Chicago’s Aragon Ballroom on the north side of the city played host to three heavy hitters Sunday November 4, 2018. The bill provided fans a bit of relief from near constant coverage running up to the midterm elections. There more than a few “I Voted” (early in those cases) wristbands, politically motivated t-shirts and buttons visible. But for the most part this show would promise a a time-out from the heavy 24 hours news cycle.
The crowd proved that they were among those undeterred by heavy rains. They were too interested in watching Jawbreaker, a beloved headliner returning to Chicago roughly a year after the city played host to the band’s reunion at Riot Fest 2017. There had been more than a little grumbling about the ticket prices for this show when it was first announced. However, it appeared those in attendance in short order decided that shelling out north of $40 was well worth it. Surely seeing two groups of favorite sons, Naked Raygun and Smoking Popes from Chicago’s tight knit punk rock community helped.
Speaking of tight knit, this show did draw a strong representation of aforementioned community. Spotted in the crowd, but not a complete list by any means I’m sure, were members of Pegboy, The Bollweevils, Death and Memphis; and The Usuals.

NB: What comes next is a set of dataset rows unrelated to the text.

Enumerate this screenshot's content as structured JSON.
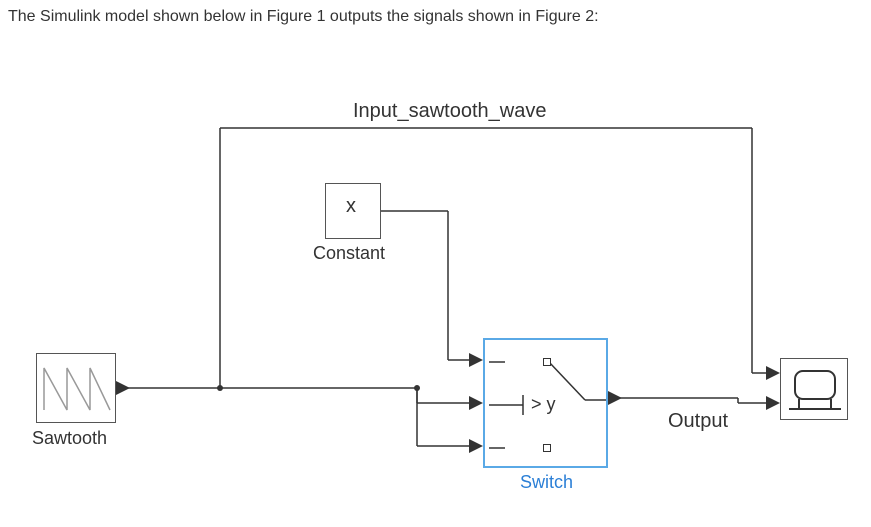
{
  "intro": "The Simulink model shown below in Figure 1 outputs the signals shown in Figure 2:",
  "signals": {
    "top_signal": "Input_sawtooth_wave",
    "output_signal": "Output"
  },
  "blocks": {
    "sawtooth": {
      "label": "Sawtooth"
    },
    "constant": {
      "value": "x",
      "label": "Constant"
    },
    "switch": {
      "condition": "> y",
      "label": "Switch"
    },
    "scope": {
      "label": ""
    }
  },
  "colors": {
    "line": "#333333",
    "selected": "#5aa9e6",
    "link": "#2b7fd6"
  }
}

The Smoking Popes launched into a set of both old tracks and new tunes from “Into The Agony,” the band’s first full length album in many years. Lead singer Josh Caterer dedicated “You Spoke To Me,” off their third album, 1997’s “Destination Failure,” to Jawbreaker, as the song was written about Blake Schwarzenbach himself. Caterer described how fortunate he felt to be on same bill as one of his musical inspirations.
Naked Raygun is routinely described as legendary. And despite any hesitation about that word from its founder and lead singer Jeff Pezzati, it is so frequently used one may come to believe that is actually part of the band’s name.
There had been rumors that due to heath and other concerns, this show would be Naked Raygun’s last live performance. Jeff Pezzati dispelled those rumors and assured me they will in fact continue playing live shows.
Jeff Pezzati of Naked Raygun
Pierre Kezdy, Naked Raygun’s longest running bass player is presently battling cancer and was not in attendance on stage or in the crowd. But his spirit was nonetheless felt and it was seen, on one of the most popular items at Naked Raygun’s table: a t-shirt featuring a full-bodied portrait of Kezdy.
Returning to Naked Raygun’s performance on this night, Pezzati’s bandmates, drummer Eric Spicer, Bill Stephens on guitar and bass player Fritz Doreza, in their respective roles matched Pezzati’s vocal strength and powered through almost two dozen songs. Highlights including “Home of the Brave, “Peacemaker,” “Vanilla Blue,” the perhaps fortuitously named “Treason,” on which Eli Caterer of The Smoking Popes guested on stage. And of course “Rat Patrol” with its frenzy inducing “Whoah oh oh oh oh oh.”
Oh and a photographer’s note: After the first three songs were completed Pezzati glanced down into the photo pit when he noticed the security signaling for the shooters to leave the pit and indicated to them with “he stays, she stays…” and so on. When the security again signaled for us to leave, Pezzati once again took a moment to tells the security, “they stay.” This was not the first time, Pezzati has advised security that the photographers stay for the entire set. It’s always appreciated by those of us documenting the show.
Jawbreaker’s reunion at Riot Fest 2017 whet their fans’ cravings for more shows. Headlining the annual festival weekend apparently also whet the band’s own appetite to play together more often. Jawbreaker kicked off its set with West Bay Invitational and filled it with some of its best songs, including “Jinx Removing,” “Chesterfield King,” “Kiss The Bottle,” and “Accident Prone.” Their energetic performance challenged the crowd to keep up.
By the end of the night, many the show attendees straggled out of the Uptown venue and up to the “L” red line platform just across the street, shoulders hunched with exhaustion and clothes soaking wet. But it was hard to tell if that was more due to the rain outside or sweat earned inside by leaning into a solid punk rock bill top to bottom, working to match the energy expelled by those on stage. Just your average Sunday night in Chicago, IL.